### Activity
A faithful, picture-free copy of the listing below is required.

### Information given
——

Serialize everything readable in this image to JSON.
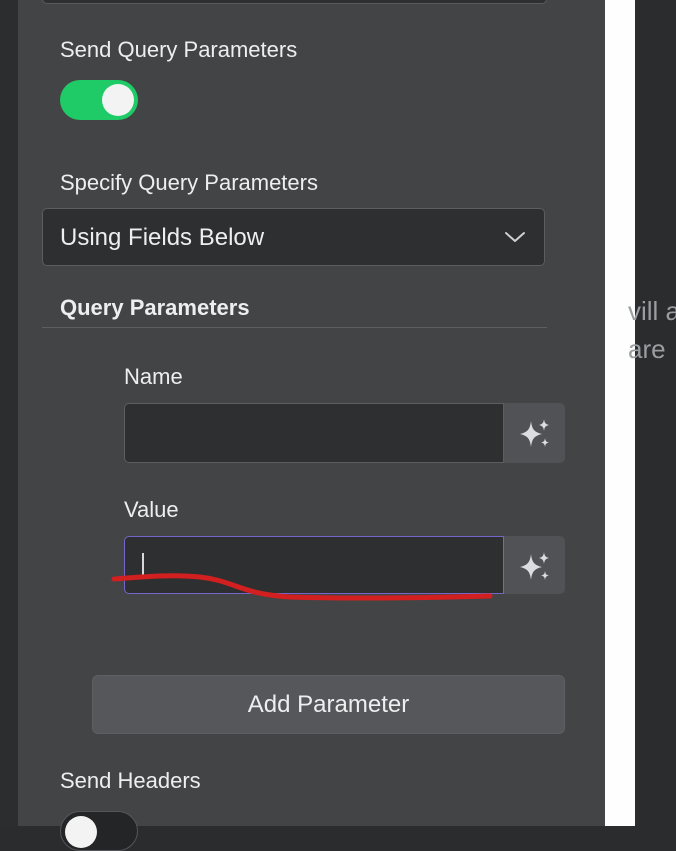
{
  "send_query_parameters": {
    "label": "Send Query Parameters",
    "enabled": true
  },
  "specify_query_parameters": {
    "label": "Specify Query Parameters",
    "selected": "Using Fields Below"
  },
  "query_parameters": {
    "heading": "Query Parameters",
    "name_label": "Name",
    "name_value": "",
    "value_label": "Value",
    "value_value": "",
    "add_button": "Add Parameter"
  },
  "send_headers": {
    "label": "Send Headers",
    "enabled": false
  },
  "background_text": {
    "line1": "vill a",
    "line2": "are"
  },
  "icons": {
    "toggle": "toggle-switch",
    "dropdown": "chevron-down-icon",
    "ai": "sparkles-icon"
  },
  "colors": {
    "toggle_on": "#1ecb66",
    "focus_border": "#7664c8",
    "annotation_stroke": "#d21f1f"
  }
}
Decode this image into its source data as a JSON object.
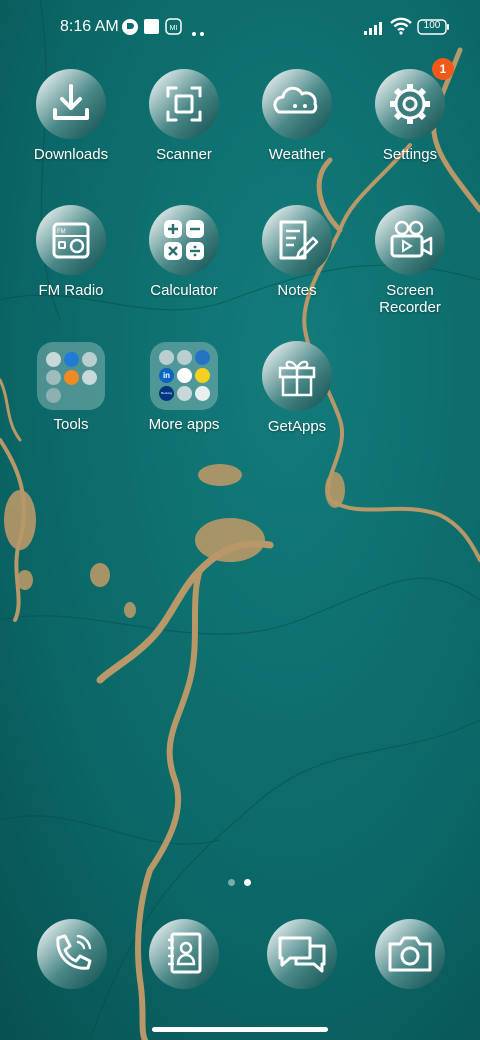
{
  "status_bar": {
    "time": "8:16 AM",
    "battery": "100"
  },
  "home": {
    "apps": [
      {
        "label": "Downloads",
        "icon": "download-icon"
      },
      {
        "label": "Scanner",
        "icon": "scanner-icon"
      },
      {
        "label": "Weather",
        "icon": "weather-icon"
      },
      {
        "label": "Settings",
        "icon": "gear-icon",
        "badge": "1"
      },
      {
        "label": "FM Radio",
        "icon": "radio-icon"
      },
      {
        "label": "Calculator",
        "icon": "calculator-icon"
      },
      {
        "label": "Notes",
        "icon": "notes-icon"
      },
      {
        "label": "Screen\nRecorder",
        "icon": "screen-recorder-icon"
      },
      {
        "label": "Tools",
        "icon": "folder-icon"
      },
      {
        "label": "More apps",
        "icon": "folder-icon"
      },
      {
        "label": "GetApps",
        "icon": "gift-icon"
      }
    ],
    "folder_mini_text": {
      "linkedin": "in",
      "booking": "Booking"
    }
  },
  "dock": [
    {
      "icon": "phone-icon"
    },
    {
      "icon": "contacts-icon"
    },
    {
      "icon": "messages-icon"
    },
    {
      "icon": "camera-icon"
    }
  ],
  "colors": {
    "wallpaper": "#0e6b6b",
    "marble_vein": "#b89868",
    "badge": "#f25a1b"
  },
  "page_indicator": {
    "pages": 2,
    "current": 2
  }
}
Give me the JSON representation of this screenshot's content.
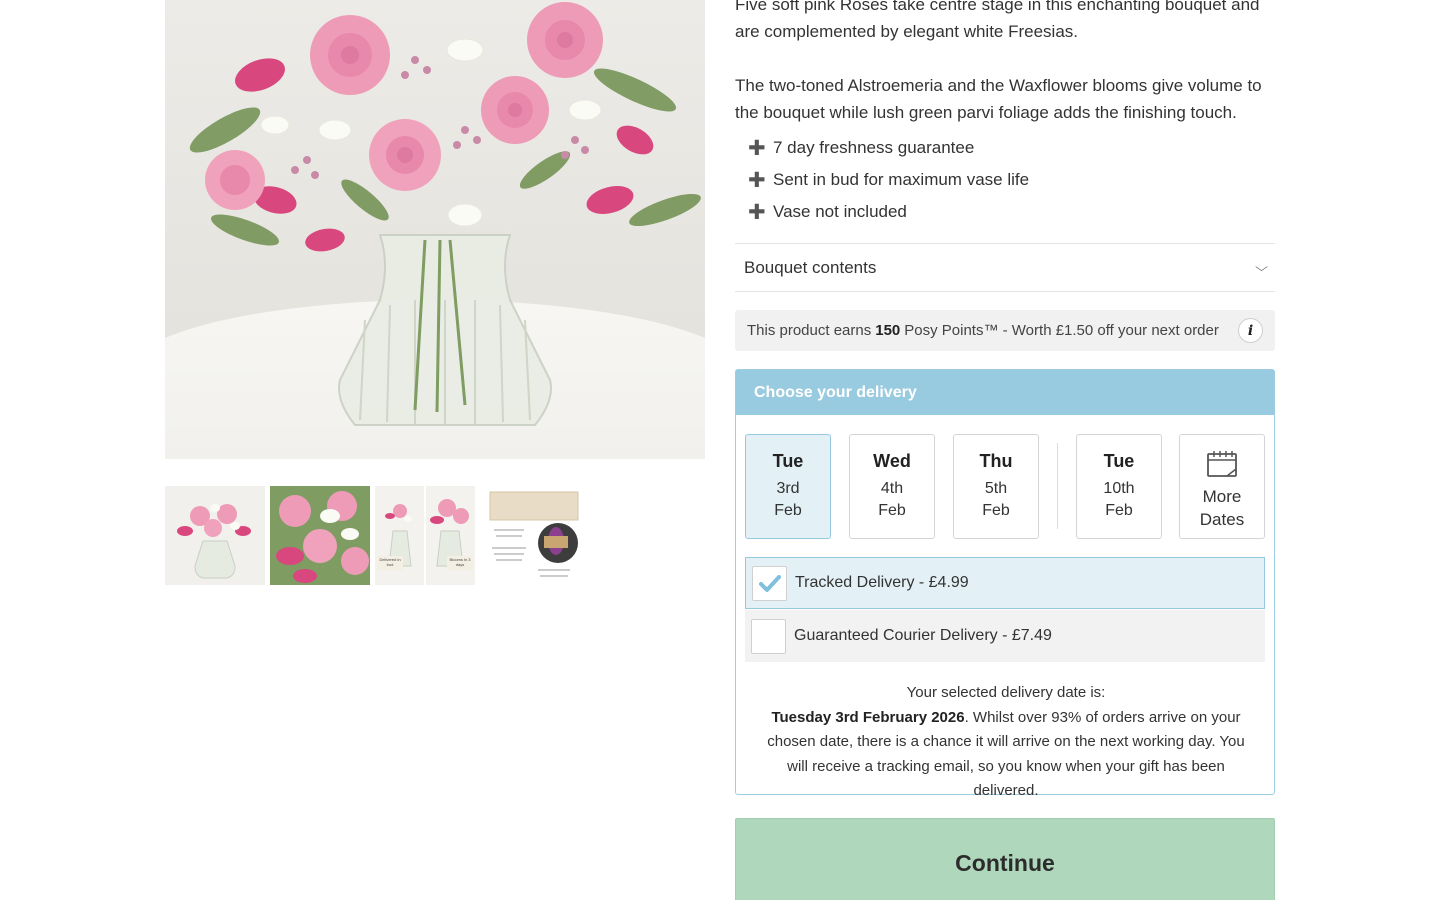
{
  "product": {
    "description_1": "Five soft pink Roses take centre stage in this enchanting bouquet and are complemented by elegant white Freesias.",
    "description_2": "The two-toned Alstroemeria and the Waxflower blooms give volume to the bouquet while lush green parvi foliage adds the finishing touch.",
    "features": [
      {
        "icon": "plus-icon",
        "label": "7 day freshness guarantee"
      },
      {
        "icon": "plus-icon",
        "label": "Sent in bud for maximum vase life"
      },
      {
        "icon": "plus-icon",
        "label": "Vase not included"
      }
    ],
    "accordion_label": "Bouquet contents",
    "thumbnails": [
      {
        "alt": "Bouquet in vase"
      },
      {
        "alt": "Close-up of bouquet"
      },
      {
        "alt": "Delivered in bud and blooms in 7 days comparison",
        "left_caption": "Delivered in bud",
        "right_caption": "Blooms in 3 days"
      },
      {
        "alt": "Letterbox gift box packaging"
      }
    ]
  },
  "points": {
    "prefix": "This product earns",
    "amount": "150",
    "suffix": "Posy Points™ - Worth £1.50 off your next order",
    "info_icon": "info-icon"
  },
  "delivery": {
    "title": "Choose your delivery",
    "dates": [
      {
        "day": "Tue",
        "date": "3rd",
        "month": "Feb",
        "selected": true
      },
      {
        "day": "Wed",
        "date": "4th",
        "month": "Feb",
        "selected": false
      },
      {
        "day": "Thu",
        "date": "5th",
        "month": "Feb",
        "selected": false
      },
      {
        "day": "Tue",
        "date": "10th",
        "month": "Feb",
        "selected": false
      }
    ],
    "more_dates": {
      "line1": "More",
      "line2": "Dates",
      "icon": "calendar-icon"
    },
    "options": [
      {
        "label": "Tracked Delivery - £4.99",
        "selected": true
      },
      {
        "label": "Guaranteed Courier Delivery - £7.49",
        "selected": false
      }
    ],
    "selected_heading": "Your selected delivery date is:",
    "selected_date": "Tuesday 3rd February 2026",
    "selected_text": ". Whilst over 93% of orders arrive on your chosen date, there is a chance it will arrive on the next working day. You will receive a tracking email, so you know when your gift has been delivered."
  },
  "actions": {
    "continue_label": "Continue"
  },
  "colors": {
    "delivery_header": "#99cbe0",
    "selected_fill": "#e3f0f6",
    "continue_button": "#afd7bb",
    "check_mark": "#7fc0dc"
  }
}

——

### Output for this exercise
Serialize everything readable in this image to JSON.
{
  "send_query_parameters": {
    "label": "Send Query Parameters",
    "enabled": true
  },
  "specify_query_parameters": {
    "label": "Specify Query Parameters",
    "selected": "Using Fields Below"
  },
  "query_parameters": {
    "heading": "Query Parameters",
    "name_label": "Name",
    "name_value": "",
    "value_label": "Value",
    "value_value": "",
    "add_button": "Add Parameter"
  },
  "send_headers": {
    "label": "Send Headers",
    "enabled": false
  },
  "background_text": {
    "line1": "vill a",
    "line2": "are"
  },
  "icons": {
    "toggle": "toggle-switch",
    "dropdown": "chevron-down-icon",
    "ai": "sparkles-icon"
  },
  "colors": {
    "toggle_on": "#1ecb66",
    "focus_border": "#7664c8",
    "annotation_stroke": "#d21f1f"
  }
}
Decode this image into its source data as a JSON object.
{
  "status_bar": {
    "time": "8:16 AM",
    "battery": "100"
  },
  "home": {
    "apps": [
      {
        "label": "Downloads",
        "icon": "download-icon"
      },
      {
        "label": "Scanner",
        "icon": "scanner-icon"
      },
      {
        "label": "Weather",
        "icon": "weather-icon"
      },
      {
        "label": "Settings",
        "icon": "gear-icon",
        "badge": "1"
      },
      {
        "label": "FM Radio",
        "icon": "radio-icon"
      },
      {
        "label": "Calculator",
        "icon": "calculator-icon"
      },
      {
        "label": "Notes",
        "icon": "notes-icon"
      },
      {
        "label": "Screen\nRecorder",
        "icon": "screen-recorder-icon"
      },
      {
        "label": "Tools",
        "icon": "folder-icon"
      },
      {
        "label": "More apps",
        "icon": "folder-icon"
      },
      {
        "label": "GetApps",
        "icon": "gift-icon"
      }
    ],
    "folder_mini_text": {
      "linkedin": "in",
      "booking": "Booking"
    }
  },
  "dock": [
    {
      "icon": "phone-icon"
    },
    {
      "icon": "contacts-icon"
    },
    {
      "icon": "messages-icon"
    },
    {
      "icon": "camera-icon"
    }
  ],
  "colors": {
    "wallpaper": "#0e6b6b",
    "marble_vein": "#b89868",
    "badge": "#f25a1b"
  },
  "page_indicator": {
    "pages": 2,
    "current": 2
  }
}
Give me the JSON representation of this screenshot's content.
{
  "product": {
    "description_1": "Five soft pink Roses take centre stage in this enchanting bouquet and are complemented by elegant white Freesias.",
    "description_2": "The two-toned Alstroemeria and the Waxflower blooms give volume to the bouquet while lush green parvi foliage adds the finishing touch.",
    "features": [
      {
        "icon": "plus-icon",
        "label": "7 day freshness guarantee"
      },
      {
        "icon": "plus-icon",
        "label": "Sent in bud for maximum vase life"
      },
      {
        "icon": "plus-icon",
        "label": "Vase not included"
      }
    ],
    "accordion_label": "Bouquet contents",
    "thumbnails": [
      {
        "alt": "Bouquet in vase"
      },
      {
        "alt": "Close-up of bouquet"
      },
      {
        "alt": "Delivered in bud and blooms in 7 days comparison",
        "left_caption": "Delivered in bud",
        "right_caption": "Blooms in 3 days"
      },
      {
        "alt": "Letterbox gift box packaging"
      }
    ]
  },
  "points": {
    "prefix": "This product earns",
    "amount": "150",
    "suffix": "Posy Points™ - Worth £1.50 off your next order",
    "info_icon": "info-icon"
  },
  "delivery": {
    "title": "Choose your delivery",
    "dates": [
      {
        "day": "Tue",
        "date": "3rd",
        "month": "Feb",
        "selected": true
      },
      {
        "day": "Wed",
        "date": "4th",
        "month": "Feb",
        "selected": false
      },
      {
        "day": "Thu",
        "date": "5th",
        "month": "Feb",
        "selected": false
      },
      {
        "day": "Tue",
        "date": "10th",
        "month": "Feb",
        "selected": false
      }
    ],
    "more_dates": {
      "line1": "More",
      "line2": "Dates",
      "icon": "calendar-icon"
    },
    "options": [
      {
        "label": "Tracked Delivery - £4.99",
        "selected": true
      },
      {
        "label": "Guaranteed Courier Delivery - £7.49",
        "selected": false
      }
    ],
    "selected_heading": "Your selected delivery date is:",
    "selected_date": "Tuesday 3rd February 2026",
    "selected_text": ". Whilst over 93% of orders arrive on your chosen date, there is a chance it will arrive on the next working day. You will receive a tracking email, so you know when your gift has been delivered."
  },
  "actions": {
    "continue_label": "Continue"
  },
  "colors": {
    "delivery_header": "#99cbe0",
    "selected_fill": "#e3f0f6",
    "continue_button": "#afd7bb",
    "check_mark": "#7fc0dc"
  }
}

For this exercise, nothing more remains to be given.